“How long has it been like this? When did it start?”
My physical therapist asked me that at last week’s session as she was massaging my left leg.
“Nine years ago,” I said.
She made a “tsk, tsk” sort-of-sound.
“It feels like you’ve got 10 years’ worth of tightness in here,” she said.
She rubbed some more. “How do you walk around like that?”
“What other choice do I have?” I replied.
For the past three weeks, I’ve been going to physical therapy. Many years ago, a doctor had referred me to physical therapy. And the physical therapist discharged me after just a few visits, telling me that PT wouldn’t help me.
This time, my rheumatologist referred me because of “new” pain I described to him. After an exam, he believed I had injured my IT band, and now, because we had a specific injury to treat, physical therapy might help.
My physical therapist seems to wholeheartedly believe she can help me, but I’m skeptical.
At my first appointment, my physical therapist told me I have a lack of flexibility and mobility in my left leg.
I knew that already.
At the same time, going to PT has also given me a certain sense of validation. Someone else recognized and acknowledged my pain; someone else was able to “see” what is largely unseen.

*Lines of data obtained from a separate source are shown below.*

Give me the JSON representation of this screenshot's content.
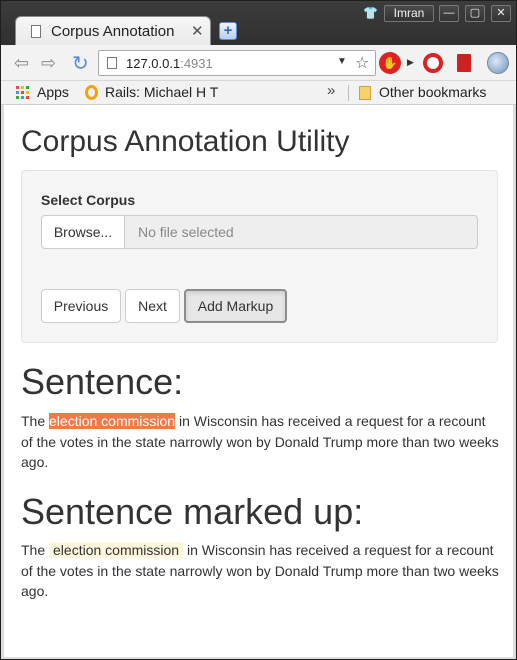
{
  "browser": {
    "tab_title": "Corpus Annotation",
    "tab_close": "✕",
    "user_name": "Imran",
    "url_host": "127.0.0.1",
    "url_port": ":4931",
    "bookmarks": {
      "apps": "Apps",
      "rails": "Rails: Michael H T",
      "overflow": "»",
      "other": "Other bookmarks"
    }
  },
  "page": {
    "title": "Corpus Annotation Utility",
    "select_corpus_label": "Select Corpus",
    "browse_label": "Browse...",
    "file_placeholder": "No file selected",
    "buttons": {
      "previous": "Previous",
      "next": "Next",
      "add_markup": "Add Markup"
    },
    "sentence_heading": "Sentence:",
    "sentence": {
      "before": "The ",
      "highlight": "election commission",
      "after": " in Wisconsin has received a request for a recount of the votes in the state narrowly won by Donald Trump more than two weeks ago."
    },
    "marked_heading": "Sentence marked up:",
    "marked": {
      "before": "The ",
      "highlight": "election commission",
      "after": " in Wisconsin has received a request for a recount of the votes in the state narrowly won by Donald Trump more than two weeks ago."
    }
  },
  "colors": {
    "highlight_red": "#f0794b",
    "highlight_cream": "#fdf5dc",
    "stop_extension": "#dd2222"
  }
}
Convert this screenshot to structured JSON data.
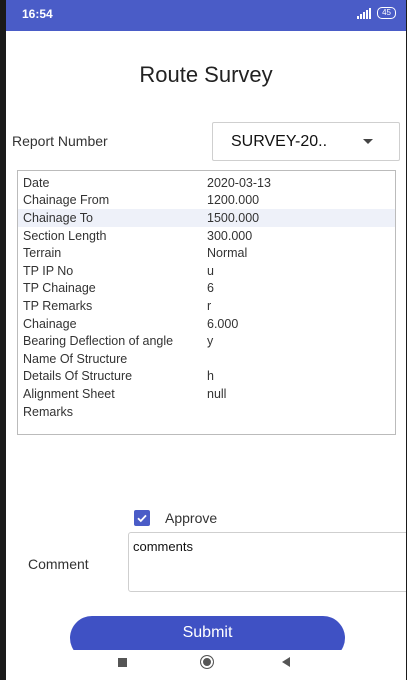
{
  "status": {
    "time": "16:54",
    "battery": "45"
  },
  "page": {
    "title": "Route Survey"
  },
  "report": {
    "label": "Report Number",
    "selected": "SURVEY-20.."
  },
  "details": [
    {
      "key": "Date",
      "value": "2020-03-13"
    },
    {
      "key": "Chainage From",
      "value": "1200.000"
    },
    {
      "key": "Chainage To",
      "value": "1500.000"
    },
    {
      "key": "Section Length",
      "value": "300.000"
    },
    {
      "key": "Terrain",
      "value": "Normal"
    },
    {
      "key": "TP IP No",
      "value": "u"
    },
    {
      "key": "TP Chainage",
      "value": "6"
    },
    {
      "key": "TP Remarks",
      "value": "r"
    },
    {
      "key": "Chainage",
      "value": "6.000"
    },
    {
      "key": "Bearing Deflection of angle",
      "value": "y"
    },
    {
      "key": "Name Of Structure",
      "value": ""
    },
    {
      "key": "Details Of Structure",
      "value": "h"
    },
    {
      "key": "Alignment Sheet",
      "value": "null"
    },
    {
      "key": "Remarks",
      "value": ""
    }
  ],
  "approve": {
    "label": "Approve",
    "checked": true
  },
  "comment": {
    "label": "Comment",
    "value": "comments"
  },
  "submit": {
    "label": "Submit"
  },
  "colors": {
    "primary": "#3f51c4",
    "status_bar": "#4a5cc7",
    "row_highlight": "#eef1f9"
  },
  "nav": {
    "icons": [
      "recent-apps-icon",
      "home-icon",
      "back-icon"
    ]
  }
}
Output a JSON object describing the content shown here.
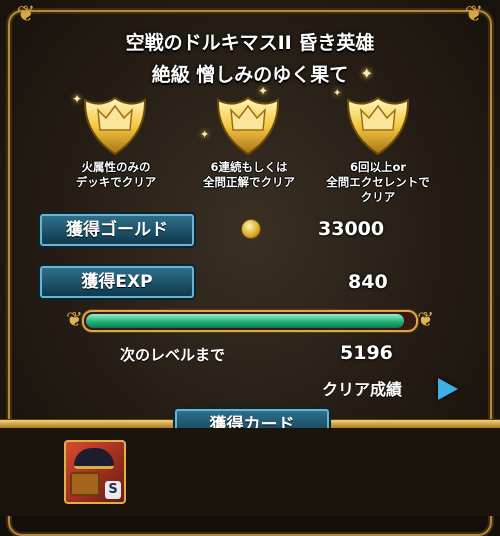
{
  "quest": {
    "title_line1": "空戦のドルキマスII 昏き英雄",
    "title_line2": "絶級 憎しみのゆく果て"
  },
  "conditions": [
    {
      "text": "火属性のみの\nデッキでクリア",
      "icon": "gold-trophy-icon"
    },
    {
      "text": "6連続もしくは\n全問正解でクリア",
      "icon": "gold-trophy-icon"
    },
    {
      "text": "6回以上or\n全問エクセレントで\nクリア",
      "icon": "gold-trophy-icon"
    }
  ],
  "rewards": {
    "gold_label": "獲得ゴールド",
    "gold_value": "33000",
    "exp_label": "獲得EXP",
    "exp_value": "840",
    "exp_progress": 0.97,
    "next_level_label": "次のレベルまで",
    "next_level_value": "5196",
    "clear_results_label": "クリア成績"
  },
  "cards": {
    "header_label": "獲得カード",
    "items": [
      {
        "rarity": "S",
        "icon": "treasure-chest-card-icon"
      }
    ]
  },
  "colors": {
    "accent_gold": "#d8a849",
    "label_blue": "#2f6f8a",
    "exp_green": "#21b277",
    "play_arrow": "#3fb0e6"
  }
}
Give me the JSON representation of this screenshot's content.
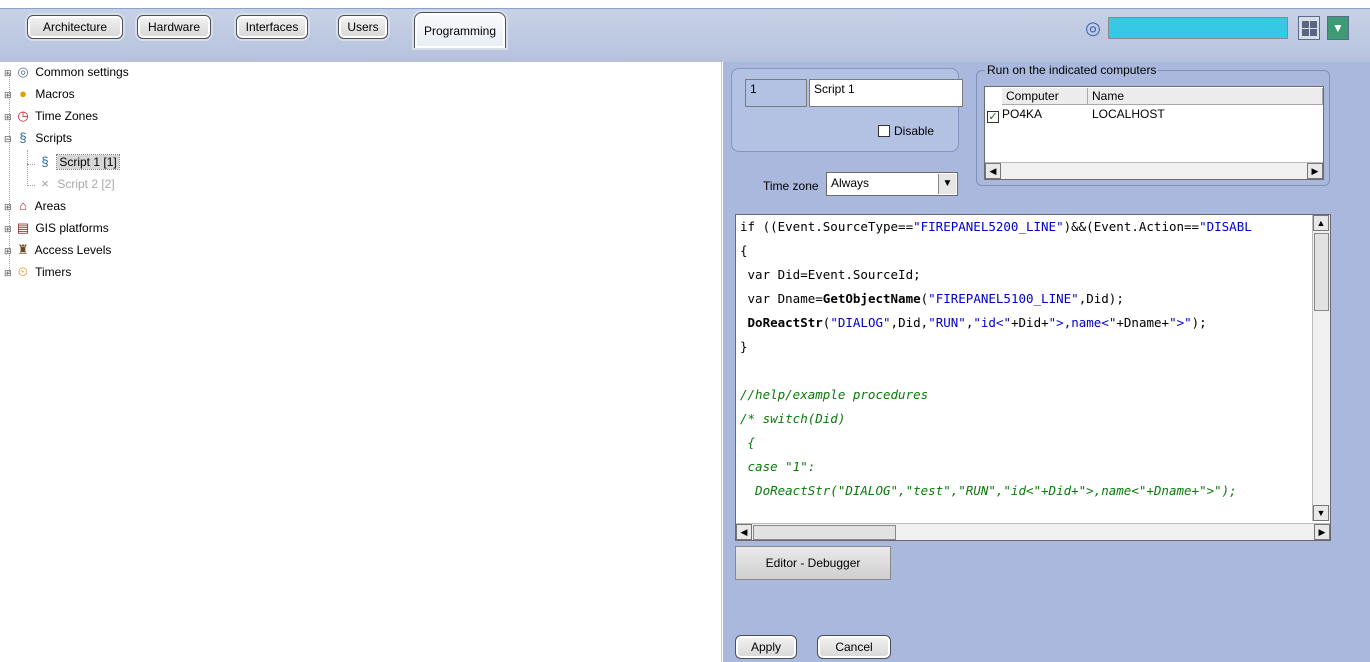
{
  "tabs": [
    {
      "label": "Architecture"
    },
    {
      "label": "Hardware"
    },
    {
      "label": "Interfaces"
    },
    {
      "label": "Users"
    },
    {
      "label": "Programming",
      "active": true
    }
  ],
  "tree": {
    "items": [
      {
        "label": "Common settings",
        "icon": "gear-icon"
      },
      {
        "label": "Macros",
        "icon": "macro-icon"
      },
      {
        "label": "Time Zones",
        "icon": "clock-icon"
      },
      {
        "label": "Scripts",
        "icon": "script-icon"
      },
      {
        "label": "Script 1 [1]",
        "icon": "script-icon"
      },
      {
        "label": "Script 2 [2]",
        "icon": "disabled-x-icon"
      },
      {
        "label": "Areas",
        "icon": "house-icon"
      },
      {
        "label": "GIS platforms",
        "icon": "map-icon"
      },
      {
        "label": "Access Levels",
        "icon": "access-levels-icon"
      },
      {
        "label": "Timers",
        "icon": "alarm-clock-icon"
      }
    ]
  },
  "script": {
    "id": "1",
    "name": "Script 1",
    "disable_label": "Disable",
    "disable_checked": false
  },
  "run_on": {
    "title": "Run on the indicated computers",
    "columns": [
      "Computer",
      "Name"
    ],
    "rows": [
      {
        "computer": "PO4KA",
        "name": "LOCALHOST",
        "checked": true
      }
    ]
  },
  "time_zone": {
    "label": "Time zone",
    "value": "Always"
  },
  "code": {
    "lines": [
      "if ((Event.SourceType==\"FIREPANEL5200_LINE\")&&(Event.Action==\"DISABL",
      "{",
      " var Did=Event.SourceId;",
      " var Dname=GetObjectName(\"FIREPANEL5100_LINE\",Did);",
      " DoReactStr(\"DIALOG\",Did,\"RUN\",\"id<\"+Did+\">,name<\"+Dname+\">\");",
      "}",
      "",
      "//help/example procedures",
      "/* switch(Did)",
      " {",
      " case \"1\":",
      "  DoReactStr(\"DIALOG\",\"test\",\"RUN\",\"id<\"+Did+\">,name<\"+Dname+\">\");"
    ]
  },
  "buttons": {
    "editor_debugger": "Editor - Debugger",
    "apply": "Apply",
    "cancel": "Cancel"
  },
  "colors": {
    "panel_bg": "#a9b8dc",
    "tree_bg": "#ffffff",
    "top_field": "#37c8e6",
    "string_literal": "#0000cc",
    "comment": "#0a7a0a"
  }
}
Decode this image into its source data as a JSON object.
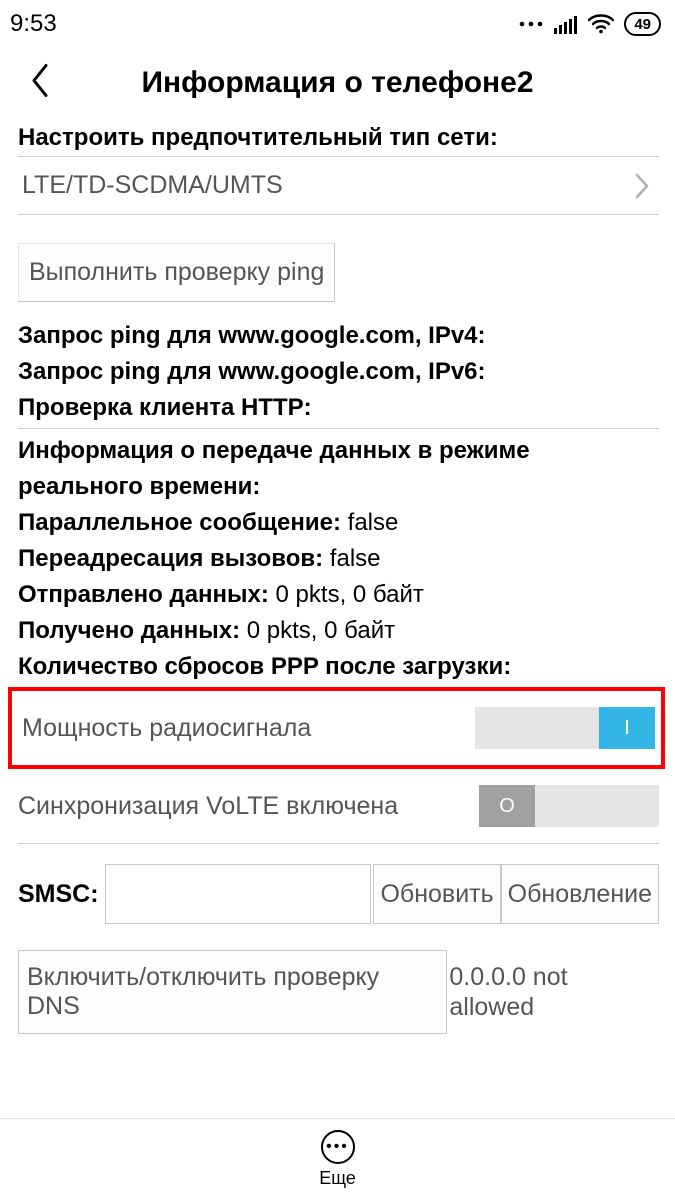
{
  "statusbar": {
    "time": "9:53",
    "battery": "49"
  },
  "title": "Информация о телефоне2",
  "network": {
    "label": "Настроить предпочтительный тип сети:",
    "value": "LTE/TD-SCDMA/UMTS"
  },
  "ping_button": "Выполнить проверку ping",
  "lines": {
    "ping_v4_label": "Запрос ping для www.google.com, IPv4:",
    "ping_v6_label": "Запрос ping для www.google.com, IPv6:",
    "http_label": "Проверка клиента HTTP:",
    "realtime_label": "Информация о передаче данных в режиме реального времени:",
    "concurrent_label": "Параллельное сообщение:",
    "concurrent_value": " false",
    "forward_label": "Переадресация вызовов:",
    "forward_value": " false",
    "sent_label": "Отправлено данных:",
    "sent_value": " 0 pkts, 0 байт",
    "recv_label": "Получено данных:",
    "recv_value": " 0 pkts, 0 байт",
    "ppp_label": "Количество сбросов PPP после загрузки:"
  },
  "toggles": {
    "radio_label": "Мощность радиосигнала",
    "radio_on_glyph": "I",
    "volte_label": "Синхронизация VoLTE включена",
    "volte_off_glyph": "O"
  },
  "smsc": {
    "label": "SMSC:",
    "update": "Обновить",
    "refresh": "Обновление"
  },
  "dns": {
    "button": "Включить/отключить проверку DNS",
    "text": "0.0.0.0 not allowed"
  },
  "bottom": {
    "more": "Еще"
  }
}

I came home from my first appointment with my knees taped up. Later that afternoon, my eleven-year-old son told me it looked cooler on basketball players than it did on me.
I left my third appointment with more pain than I had when I began the appointment.
Meanwhile, I’ll keep with it. I’ll continue going, partly because my insurance covers most of it, but also because I don’t want to entirely give up. At least not this soon.
Though at this point in my life, I wonder if anything can really help me.
Plus, physical therapy is just more work. With the therapist, I’m working my muscles in different, and sometimes uncomfortable, ways.
At home, I have my “homework” to do – a series of exercises and stretches I do daily.
And there are days, when I’m just tired of it all. Tired of the work involved – of staying on top of prescription refills, appointments, and medical insurance.
And I’m tired of the pain.
4 thoughts on “Helpful or Hurtful?”
Hugs!!!! I’m so sorry you have to go through this Wendy.
Thank you! Your hugs and good thoughts mean a lot!
Wendy, My heart aches for you. But I also admire your ability to describe your challenges in a way that makes us feel your pain and invokes our heartfelt wishes for you–both those of us who know you in person and, I imagine, for those who know you through your beautiful and poignant literary descriptions. Thank you for sharing what your life is like…
Zhita, thank you so much for your kind words and encouragement. It means so much to me that, through my writing, I am able to connect with so many and remain in touch with so many (including you!).